“It’s forgiveness that makes us what we are. Without forgiveness, our species would’ve annihilated itself in endless retributions. Without forgiveness, there would be no history. Without that hope, there would be no art, for every work of art is in some way an act of forgiveness. Without that dream, there would be no love, for every act of love is in some way a promise to forget. We live on because we can love, and we love because we can forgive.”

Based on many of the true life experiences of Gregory David Roberts – who after the failure of his marriage in Australia became a heroin addict, robber, inmate, escapee, and finally a refugee hiding out in India – Shantaram is stellar fiction that will leave you with many questions about how much of the story actually happened and how much was devised by Roberts’ literary genius. You may also find yourself falling in love with its author because of his intellect, charisma, and the sheer magnitude of his gigantic heart.

This book should be required reading for every college and university student on the planet. It’s a story that should be read, if possible, before embarking on the major part of your life’s journey. It is filled with so many exquisitely written passages and profound and remarkable quotes that you will be able to find something in it to express almost every situation you could possibly encounter.

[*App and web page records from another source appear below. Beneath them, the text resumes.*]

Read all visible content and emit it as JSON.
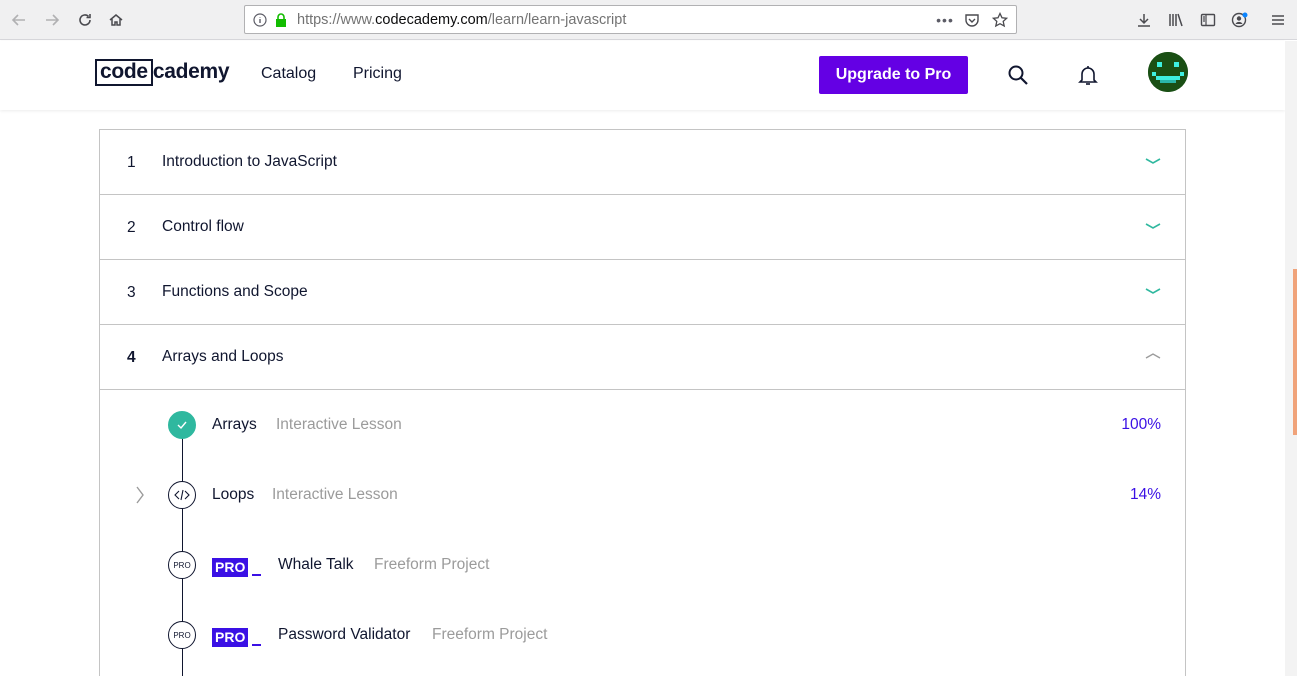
{
  "browser": {
    "url_prefix": "https://www.",
    "url_domain": "codecademy.com",
    "url_path": "/learn/learn-javascript"
  },
  "header": {
    "logo_boxed": "code",
    "logo_rest": "cademy",
    "nav": [
      "Catalog",
      "Pricing"
    ],
    "upgrade_label": "Upgrade to Pro"
  },
  "modules": [
    {
      "num": "1",
      "title": "Introduction to JavaScript",
      "expanded": false
    },
    {
      "num": "2",
      "title": "Control flow",
      "expanded": false
    },
    {
      "num": "3",
      "title": "Functions and Scope",
      "expanded": false
    },
    {
      "num": "4",
      "title": "Arrays and Loops",
      "expanded": true
    }
  ],
  "lessons": [
    {
      "title": "Arrays",
      "type": "Interactive Lesson",
      "progress": "100%",
      "status": "complete"
    },
    {
      "title": "Loops",
      "type": "Interactive Lesson",
      "progress": "14%",
      "status": "in-progress"
    },
    {
      "title": "Whale Talk",
      "type": "Freeform Project",
      "badge": "PRO",
      "circle_label": "PRO"
    },
    {
      "title": "Password Validator",
      "type": "Freeform Project",
      "badge": "PRO",
      "circle_label": "PRO"
    }
  ],
  "colors": {
    "brand_purple": "#6400e4",
    "pro_blue": "#3a10e5",
    "teal": "#2fb89f",
    "navy": "#10162f"
  }
}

“Everything you ever sense, in touch or taste or sight or even thought, has an effect on you that’s greater than zero. Some things, like the background sound of a bird chirping as it passes your house in the evening, or a flower glimpsed out of the corner of an eye, have such an infinitesimally small effect that you can’t detect them. Some things, like triumph and heartbreak, and some images, like the image of yourself reflected in the eyes of a man you’ve just stabbed, attach themselves to the secret gallery and they change your life forever.”

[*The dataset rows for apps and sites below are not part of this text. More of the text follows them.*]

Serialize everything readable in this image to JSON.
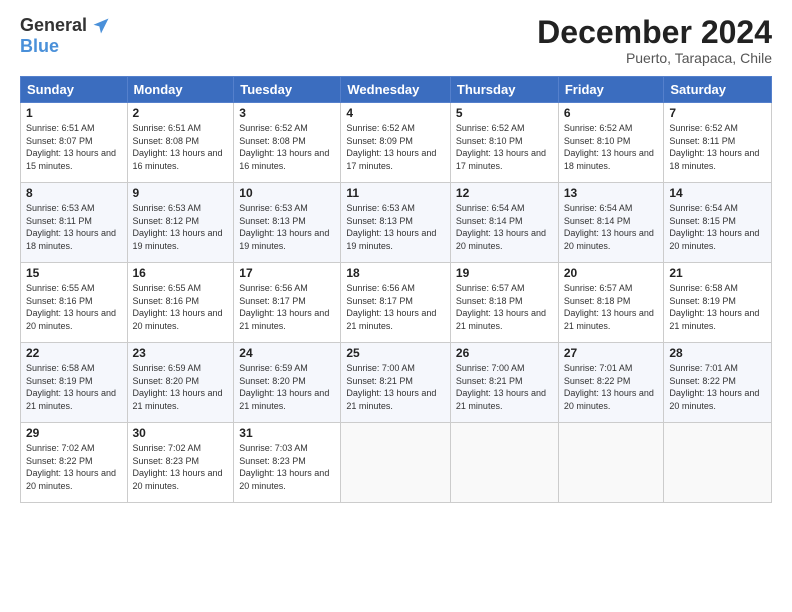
{
  "logo": {
    "general": "General",
    "blue": "Blue"
  },
  "title": "December 2024",
  "location": "Puerto, Tarapaca, Chile",
  "weekdays": [
    "Sunday",
    "Monday",
    "Tuesday",
    "Wednesday",
    "Thursday",
    "Friday",
    "Saturday"
  ],
  "weeks": [
    [
      {
        "day": "1",
        "info": "Sunrise: 6:51 AM\nSunset: 8:07 PM\nDaylight: 13 hours\nand 15 minutes."
      },
      {
        "day": "2",
        "info": "Sunrise: 6:51 AM\nSunset: 8:08 PM\nDaylight: 13 hours\nand 16 minutes."
      },
      {
        "day": "3",
        "info": "Sunrise: 6:52 AM\nSunset: 8:08 PM\nDaylight: 13 hours\nand 16 minutes."
      },
      {
        "day": "4",
        "info": "Sunrise: 6:52 AM\nSunset: 8:09 PM\nDaylight: 13 hours\nand 17 minutes."
      },
      {
        "day": "5",
        "info": "Sunrise: 6:52 AM\nSunset: 8:10 PM\nDaylight: 13 hours\nand 17 minutes."
      },
      {
        "day": "6",
        "info": "Sunrise: 6:52 AM\nSunset: 8:10 PM\nDaylight: 13 hours\nand 18 minutes."
      },
      {
        "day": "7",
        "info": "Sunrise: 6:52 AM\nSunset: 8:11 PM\nDaylight: 13 hours\nand 18 minutes."
      }
    ],
    [
      {
        "day": "8",
        "info": "Sunrise: 6:53 AM\nSunset: 8:11 PM\nDaylight: 13 hours\nand 18 minutes."
      },
      {
        "day": "9",
        "info": "Sunrise: 6:53 AM\nSunset: 8:12 PM\nDaylight: 13 hours\nand 19 minutes."
      },
      {
        "day": "10",
        "info": "Sunrise: 6:53 AM\nSunset: 8:13 PM\nDaylight: 13 hours\nand 19 minutes."
      },
      {
        "day": "11",
        "info": "Sunrise: 6:53 AM\nSunset: 8:13 PM\nDaylight: 13 hours\nand 19 minutes."
      },
      {
        "day": "12",
        "info": "Sunrise: 6:54 AM\nSunset: 8:14 PM\nDaylight: 13 hours\nand 20 minutes."
      },
      {
        "day": "13",
        "info": "Sunrise: 6:54 AM\nSunset: 8:14 PM\nDaylight: 13 hours\nand 20 minutes."
      },
      {
        "day": "14",
        "info": "Sunrise: 6:54 AM\nSunset: 8:15 PM\nDaylight: 13 hours\nand 20 minutes."
      }
    ],
    [
      {
        "day": "15",
        "info": "Sunrise: 6:55 AM\nSunset: 8:16 PM\nDaylight: 13 hours\nand 20 minutes."
      },
      {
        "day": "16",
        "info": "Sunrise: 6:55 AM\nSunset: 8:16 PM\nDaylight: 13 hours\nand 20 minutes."
      },
      {
        "day": "17",
        "info": "Sunrise: 6:56 AM\nSunset: 8:17 PM\nDaylight: 13 hours\nand 21 minutes."
      },
      {
        "day": "18",
        "info": "Sunrise: 6:56 AM\nSunset: 8:17 PM\nDaylight: 13 hours\nand 21 minutes."
      },
      {
        "day": "19",
        "info": "Sunrise: 6:57 AM\nSunset: 8:18 PM\nDaylight: 13 hours\nand 21 minutes."
      },
      {
        "day": "20",
        "info": "Sunrise: 6:57 AM\nSunset: 8:18 PM\nDaylight: 13 hours\nand 21 minutes."
      },
      {
        "day": "21",
        "info": "Sunrise: 6:58 AM\nSunset: 8:19 PM\nDaylight: 13 hours\nand 21 minutes."
      }
    ],
    [
      {
        "day": "22",
        "info": "Sunrise: 6:58 AM\nSunset: 8:19 PM\nDaylight: 13 hours\nand 21 minutes."
      },
      {
        "day": "23",
        "info": "Sunrise: 6:59 AM\nSunset: 8:20 PM\nDaylight: 13 hours\nand 21 minutes."
      },
      {
        "day": "24",
        "info": "Sunrise: 6:59 AM\nSunset: 8:20 PM\nDaylight: 13 hours\nand 21 minutes."
      },
      {
        "day": "25",
        "info": "Sunrise: 7:00 AM\nSunset: 8:21 PM\nDaylight: 13 hours\nand 21 minutes."
      },
      {
        "day": "26",
        "info": "Sunrise: 7:00 AM\nSunset: 8:21 PM\nDaylight: 13 hours\nand 21 minutes."
      },
      {
        "day": "27",
        "info": "Sunrise: 7:01 AM\nSunset: 8:22 PM\nDaylight: 13 hours\nand 20 minutes."
      },
      {
        "day": "28",
        "info": "Sunrise: 7:01 AM\nSunset: 8:22 PM\nDaylight: 13 hours\nand 20 minutes."
      }
    ],
    [
      {
        "day": "29",
        "info": "Sunrise: 7:02 AM\nSunset: 8:22 PM\nDaylight: 13 hours\nand 20 minutes."
      },
      {
        "day": "30",
        "info": "Sunrise: 7:02 AM\nSunset: 8:23 PM\nDaylight: 13 hours\nand 20 minutes."
      },
      {
        "day": "31",
        "info": "Sunrise: 7:03 AM\nSunset: 8:23 PM\nDaylight: 13 hours\nand 20 minutes."
      },
      {
        "day": "",
        "info": ""
      },
      {
        "day": "",
        "info": ""
      },
      {
        "day": "",
        "info": ""
      },
      {
        "day": "",
        "info": ""
      }
    ]
  ]
}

The characters, particularly his closest friends outside of the mafia council, such as Prabaker, Johnny Cigar, Qasim Ali Hussein and the slum dwellers, and the European crowd from Leopold’s Bar: Karla, Lisa, Didier, Ulla and Modena, Maurizio, Lettie and Vikram, Scorpio George and Gemini George, as well as Abdullah, Khader Khan and the other members of the Bombay mafia, are richly developed and fully realized and as a reader you become invested in them as you experience their joys and tragedies. I believe that some of these characters were amalgamations of several different people who Roberts knew in India in the 80s, but the world he creates through their eyes is as complex and colourful as the one we live in at this moment. Rarely, have I read a book that so completely transported me into the author’s world and seldom have I thought of one so much after I’d put the book down.

As I read the last few pages of this giant tome, tears trickled down my face, because of what Roberts had written in ending this part of his tale, and because I had come to the end and now I have to wait for the sequel to be published; hopefully in September 2011. Having a writer’s work that is this good, to look forward to, is something exceptional indeed. Gregory David Roberts’ life has been beyond extraordinary.

I won’t say anything more but READ THIS BOOK.

NOTE (as of March 2021): A TV series based on Shantaram and its sequel The Mountain Shadow is currently in production with Apple TV+, Paramount TV and Anonymous Content. Shooting was interrupted due to the impact of the Covid-19 pandemic. The series is set to resume filming in 2021.